◆ **Exercise goal**: Go through the entries below and return every line that contains "Shop".

[[ Data provided, beginning ]]

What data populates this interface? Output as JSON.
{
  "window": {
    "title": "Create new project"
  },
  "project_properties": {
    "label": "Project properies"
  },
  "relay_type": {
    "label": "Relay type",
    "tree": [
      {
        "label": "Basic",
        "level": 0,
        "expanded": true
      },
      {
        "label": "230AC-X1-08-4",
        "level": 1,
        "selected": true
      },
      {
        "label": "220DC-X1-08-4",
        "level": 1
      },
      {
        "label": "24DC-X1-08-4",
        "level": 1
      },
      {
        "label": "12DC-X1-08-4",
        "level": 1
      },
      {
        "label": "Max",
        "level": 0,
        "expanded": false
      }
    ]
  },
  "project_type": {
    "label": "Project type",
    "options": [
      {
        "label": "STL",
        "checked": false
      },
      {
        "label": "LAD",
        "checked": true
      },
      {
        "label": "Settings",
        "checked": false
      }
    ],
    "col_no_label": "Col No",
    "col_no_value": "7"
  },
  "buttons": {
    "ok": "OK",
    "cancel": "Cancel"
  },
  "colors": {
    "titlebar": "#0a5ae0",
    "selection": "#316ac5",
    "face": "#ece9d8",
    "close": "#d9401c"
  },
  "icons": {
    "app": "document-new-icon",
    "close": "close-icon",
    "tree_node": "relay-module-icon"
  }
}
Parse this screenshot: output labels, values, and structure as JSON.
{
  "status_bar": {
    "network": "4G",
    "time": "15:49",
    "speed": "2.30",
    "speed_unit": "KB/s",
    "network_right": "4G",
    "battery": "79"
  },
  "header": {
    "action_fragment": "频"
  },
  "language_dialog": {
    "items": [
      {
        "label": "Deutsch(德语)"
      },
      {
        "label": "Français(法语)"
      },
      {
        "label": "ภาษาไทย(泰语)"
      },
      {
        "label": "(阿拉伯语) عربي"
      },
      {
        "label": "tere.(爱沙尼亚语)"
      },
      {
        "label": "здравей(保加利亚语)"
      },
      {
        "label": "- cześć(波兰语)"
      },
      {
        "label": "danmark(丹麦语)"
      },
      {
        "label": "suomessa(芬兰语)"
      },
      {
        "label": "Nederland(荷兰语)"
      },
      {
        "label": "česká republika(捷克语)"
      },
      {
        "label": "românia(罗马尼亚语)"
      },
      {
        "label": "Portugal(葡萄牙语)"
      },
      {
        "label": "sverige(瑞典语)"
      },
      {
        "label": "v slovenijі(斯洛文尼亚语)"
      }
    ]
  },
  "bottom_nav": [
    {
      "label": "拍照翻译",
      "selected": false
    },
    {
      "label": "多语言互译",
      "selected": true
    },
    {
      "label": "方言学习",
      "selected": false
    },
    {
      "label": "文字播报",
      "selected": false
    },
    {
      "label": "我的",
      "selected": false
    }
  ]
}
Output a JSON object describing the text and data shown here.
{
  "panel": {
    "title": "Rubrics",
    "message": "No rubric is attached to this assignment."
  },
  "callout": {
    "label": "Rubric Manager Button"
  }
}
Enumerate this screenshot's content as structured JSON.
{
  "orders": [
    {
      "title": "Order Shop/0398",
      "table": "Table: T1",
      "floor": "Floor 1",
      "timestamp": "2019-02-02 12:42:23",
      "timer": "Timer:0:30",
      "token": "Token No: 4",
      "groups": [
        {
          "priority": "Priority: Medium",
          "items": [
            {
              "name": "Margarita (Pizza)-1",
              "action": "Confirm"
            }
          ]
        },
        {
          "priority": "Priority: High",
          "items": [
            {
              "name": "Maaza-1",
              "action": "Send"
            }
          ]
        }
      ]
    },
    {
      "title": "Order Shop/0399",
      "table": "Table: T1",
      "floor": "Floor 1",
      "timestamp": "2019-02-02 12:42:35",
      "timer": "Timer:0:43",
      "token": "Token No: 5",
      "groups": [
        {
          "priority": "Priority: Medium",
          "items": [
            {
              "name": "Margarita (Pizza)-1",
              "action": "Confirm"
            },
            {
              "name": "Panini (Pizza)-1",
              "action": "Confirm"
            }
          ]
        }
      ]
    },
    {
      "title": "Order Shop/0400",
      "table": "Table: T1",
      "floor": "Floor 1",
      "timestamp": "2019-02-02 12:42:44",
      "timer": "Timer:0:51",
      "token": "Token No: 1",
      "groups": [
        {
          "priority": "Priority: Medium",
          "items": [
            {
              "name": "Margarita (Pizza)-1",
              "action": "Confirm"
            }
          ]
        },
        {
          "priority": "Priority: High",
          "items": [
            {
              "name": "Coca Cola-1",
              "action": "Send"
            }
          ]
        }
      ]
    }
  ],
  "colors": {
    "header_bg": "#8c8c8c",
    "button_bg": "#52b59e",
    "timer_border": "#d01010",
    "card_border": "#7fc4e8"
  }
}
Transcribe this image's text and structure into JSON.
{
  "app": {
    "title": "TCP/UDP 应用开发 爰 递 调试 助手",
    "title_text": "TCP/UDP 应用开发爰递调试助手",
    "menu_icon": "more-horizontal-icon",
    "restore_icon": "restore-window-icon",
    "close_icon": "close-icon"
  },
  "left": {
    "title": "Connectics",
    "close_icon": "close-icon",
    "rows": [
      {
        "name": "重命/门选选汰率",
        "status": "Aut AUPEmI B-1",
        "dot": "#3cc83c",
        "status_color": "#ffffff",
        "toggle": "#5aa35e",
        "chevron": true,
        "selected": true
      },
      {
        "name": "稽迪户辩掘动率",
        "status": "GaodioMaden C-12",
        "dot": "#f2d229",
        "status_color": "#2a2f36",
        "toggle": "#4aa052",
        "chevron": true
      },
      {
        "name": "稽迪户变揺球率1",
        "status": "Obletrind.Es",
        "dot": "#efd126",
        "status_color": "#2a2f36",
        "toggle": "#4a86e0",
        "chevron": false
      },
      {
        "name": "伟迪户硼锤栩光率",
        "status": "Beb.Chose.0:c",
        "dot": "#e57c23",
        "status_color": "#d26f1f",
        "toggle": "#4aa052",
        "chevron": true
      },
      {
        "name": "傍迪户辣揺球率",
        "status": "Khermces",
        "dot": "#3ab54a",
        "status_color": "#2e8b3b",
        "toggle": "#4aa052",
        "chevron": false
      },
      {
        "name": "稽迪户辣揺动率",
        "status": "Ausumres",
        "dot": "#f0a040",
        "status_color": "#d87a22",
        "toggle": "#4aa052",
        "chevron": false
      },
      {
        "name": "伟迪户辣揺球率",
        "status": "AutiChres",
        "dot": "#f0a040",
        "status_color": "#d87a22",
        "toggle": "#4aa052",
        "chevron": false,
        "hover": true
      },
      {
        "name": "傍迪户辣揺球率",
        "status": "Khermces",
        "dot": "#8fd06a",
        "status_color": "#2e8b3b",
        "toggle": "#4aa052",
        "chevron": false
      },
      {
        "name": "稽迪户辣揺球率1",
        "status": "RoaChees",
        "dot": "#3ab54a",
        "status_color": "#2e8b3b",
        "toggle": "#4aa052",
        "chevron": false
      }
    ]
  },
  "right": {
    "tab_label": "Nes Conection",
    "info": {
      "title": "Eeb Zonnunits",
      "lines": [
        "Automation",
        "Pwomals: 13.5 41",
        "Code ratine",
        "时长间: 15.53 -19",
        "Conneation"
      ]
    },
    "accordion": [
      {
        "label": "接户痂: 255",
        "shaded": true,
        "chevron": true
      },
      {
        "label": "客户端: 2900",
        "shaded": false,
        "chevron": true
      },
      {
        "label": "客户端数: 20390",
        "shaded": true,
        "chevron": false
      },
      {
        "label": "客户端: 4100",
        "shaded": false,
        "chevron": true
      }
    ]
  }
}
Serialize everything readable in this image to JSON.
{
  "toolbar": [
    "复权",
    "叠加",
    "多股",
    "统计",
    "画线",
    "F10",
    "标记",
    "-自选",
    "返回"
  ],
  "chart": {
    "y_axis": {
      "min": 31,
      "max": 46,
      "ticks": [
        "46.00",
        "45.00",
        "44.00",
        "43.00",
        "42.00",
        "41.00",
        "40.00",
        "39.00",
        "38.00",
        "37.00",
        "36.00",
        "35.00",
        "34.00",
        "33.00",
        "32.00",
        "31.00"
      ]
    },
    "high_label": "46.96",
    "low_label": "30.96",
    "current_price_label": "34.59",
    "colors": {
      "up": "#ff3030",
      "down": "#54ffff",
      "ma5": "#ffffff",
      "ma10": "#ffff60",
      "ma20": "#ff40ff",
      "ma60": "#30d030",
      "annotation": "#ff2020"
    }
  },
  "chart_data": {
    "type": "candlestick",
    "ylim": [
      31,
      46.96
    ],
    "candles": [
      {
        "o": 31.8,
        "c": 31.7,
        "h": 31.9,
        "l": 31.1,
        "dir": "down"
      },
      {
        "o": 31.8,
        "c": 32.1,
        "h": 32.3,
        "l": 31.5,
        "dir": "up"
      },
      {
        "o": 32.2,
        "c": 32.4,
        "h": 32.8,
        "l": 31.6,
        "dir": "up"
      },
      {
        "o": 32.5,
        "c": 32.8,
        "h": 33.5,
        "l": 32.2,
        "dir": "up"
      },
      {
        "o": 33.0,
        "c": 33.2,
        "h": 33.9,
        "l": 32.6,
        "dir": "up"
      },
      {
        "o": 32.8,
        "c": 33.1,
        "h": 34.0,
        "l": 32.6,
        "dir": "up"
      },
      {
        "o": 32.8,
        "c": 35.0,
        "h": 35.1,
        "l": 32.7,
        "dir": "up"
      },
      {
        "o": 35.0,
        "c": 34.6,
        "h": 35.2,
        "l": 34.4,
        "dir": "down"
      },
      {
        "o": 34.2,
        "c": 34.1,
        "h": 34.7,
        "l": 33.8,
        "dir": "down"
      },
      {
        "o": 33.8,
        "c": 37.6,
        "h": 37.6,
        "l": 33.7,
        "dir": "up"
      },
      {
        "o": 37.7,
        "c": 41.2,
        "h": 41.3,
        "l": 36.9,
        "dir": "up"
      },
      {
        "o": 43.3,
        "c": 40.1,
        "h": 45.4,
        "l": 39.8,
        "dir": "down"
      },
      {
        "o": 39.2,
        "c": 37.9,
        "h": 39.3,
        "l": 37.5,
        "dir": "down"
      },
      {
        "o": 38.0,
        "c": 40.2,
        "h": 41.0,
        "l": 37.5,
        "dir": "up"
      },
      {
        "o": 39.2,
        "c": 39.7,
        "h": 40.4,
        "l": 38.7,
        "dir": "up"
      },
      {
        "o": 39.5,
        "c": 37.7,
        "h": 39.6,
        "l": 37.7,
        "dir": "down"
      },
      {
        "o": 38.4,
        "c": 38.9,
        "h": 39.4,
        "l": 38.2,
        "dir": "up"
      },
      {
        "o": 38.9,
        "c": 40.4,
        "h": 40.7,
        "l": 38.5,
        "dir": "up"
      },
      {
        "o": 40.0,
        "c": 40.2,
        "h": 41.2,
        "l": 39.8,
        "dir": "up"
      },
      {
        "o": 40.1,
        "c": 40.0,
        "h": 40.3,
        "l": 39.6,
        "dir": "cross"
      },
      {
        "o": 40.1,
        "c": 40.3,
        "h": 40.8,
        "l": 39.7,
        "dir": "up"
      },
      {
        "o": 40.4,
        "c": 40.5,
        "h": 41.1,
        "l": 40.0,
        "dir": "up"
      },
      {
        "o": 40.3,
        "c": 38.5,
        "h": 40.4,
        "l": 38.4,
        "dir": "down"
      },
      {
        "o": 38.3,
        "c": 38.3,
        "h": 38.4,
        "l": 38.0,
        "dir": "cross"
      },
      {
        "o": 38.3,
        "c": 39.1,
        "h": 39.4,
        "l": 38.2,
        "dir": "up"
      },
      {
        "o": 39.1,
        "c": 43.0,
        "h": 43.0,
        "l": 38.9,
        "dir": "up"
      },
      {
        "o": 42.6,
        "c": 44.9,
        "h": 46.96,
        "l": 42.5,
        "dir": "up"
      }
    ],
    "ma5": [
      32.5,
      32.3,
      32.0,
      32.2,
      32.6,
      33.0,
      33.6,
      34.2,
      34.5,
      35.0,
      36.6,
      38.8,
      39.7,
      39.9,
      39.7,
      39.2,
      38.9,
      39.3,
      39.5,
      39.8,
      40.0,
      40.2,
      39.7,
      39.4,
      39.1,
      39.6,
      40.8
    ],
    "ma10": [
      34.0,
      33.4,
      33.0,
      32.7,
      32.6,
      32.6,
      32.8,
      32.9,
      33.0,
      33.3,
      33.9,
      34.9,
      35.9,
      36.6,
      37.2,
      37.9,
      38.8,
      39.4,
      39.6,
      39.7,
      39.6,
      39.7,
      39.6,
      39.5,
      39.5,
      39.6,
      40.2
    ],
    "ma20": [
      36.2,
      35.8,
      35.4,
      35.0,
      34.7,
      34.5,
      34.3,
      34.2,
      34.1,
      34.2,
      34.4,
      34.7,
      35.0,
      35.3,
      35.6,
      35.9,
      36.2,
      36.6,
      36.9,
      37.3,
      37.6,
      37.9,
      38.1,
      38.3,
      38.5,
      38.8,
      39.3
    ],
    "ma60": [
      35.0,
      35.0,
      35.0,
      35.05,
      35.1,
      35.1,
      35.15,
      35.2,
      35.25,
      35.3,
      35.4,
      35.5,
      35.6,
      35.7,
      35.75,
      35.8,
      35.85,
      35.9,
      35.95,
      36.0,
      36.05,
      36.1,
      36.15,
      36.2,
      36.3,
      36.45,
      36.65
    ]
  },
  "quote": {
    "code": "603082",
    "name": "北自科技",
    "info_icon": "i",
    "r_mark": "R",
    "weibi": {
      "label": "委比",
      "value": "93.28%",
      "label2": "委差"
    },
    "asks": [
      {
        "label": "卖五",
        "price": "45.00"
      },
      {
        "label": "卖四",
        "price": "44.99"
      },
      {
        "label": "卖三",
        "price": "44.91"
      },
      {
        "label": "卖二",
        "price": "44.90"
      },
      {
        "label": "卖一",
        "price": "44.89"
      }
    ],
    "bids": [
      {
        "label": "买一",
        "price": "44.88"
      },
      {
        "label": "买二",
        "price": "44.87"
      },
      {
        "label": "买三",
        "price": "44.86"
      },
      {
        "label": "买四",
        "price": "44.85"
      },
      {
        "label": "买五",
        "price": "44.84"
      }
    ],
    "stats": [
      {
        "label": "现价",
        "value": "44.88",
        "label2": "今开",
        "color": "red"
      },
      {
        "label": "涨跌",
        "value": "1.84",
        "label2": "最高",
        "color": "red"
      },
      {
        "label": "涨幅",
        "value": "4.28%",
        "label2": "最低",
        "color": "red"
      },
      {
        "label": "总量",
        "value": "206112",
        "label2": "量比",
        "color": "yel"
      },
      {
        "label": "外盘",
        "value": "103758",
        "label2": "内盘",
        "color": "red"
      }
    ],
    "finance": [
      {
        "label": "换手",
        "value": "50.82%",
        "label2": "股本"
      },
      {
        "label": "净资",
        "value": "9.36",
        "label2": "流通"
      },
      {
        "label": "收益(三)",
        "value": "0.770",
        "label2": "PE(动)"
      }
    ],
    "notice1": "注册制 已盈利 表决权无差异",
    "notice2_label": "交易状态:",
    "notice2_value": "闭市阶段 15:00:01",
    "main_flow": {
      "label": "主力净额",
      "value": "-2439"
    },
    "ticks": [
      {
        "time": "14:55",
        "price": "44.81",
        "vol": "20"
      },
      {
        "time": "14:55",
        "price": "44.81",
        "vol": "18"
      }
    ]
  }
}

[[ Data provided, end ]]

◆ **The answer**:
      "title": "Order Shop/0398",
      "title": "Order Shop/0399",
      "title": "Order Shop/0400",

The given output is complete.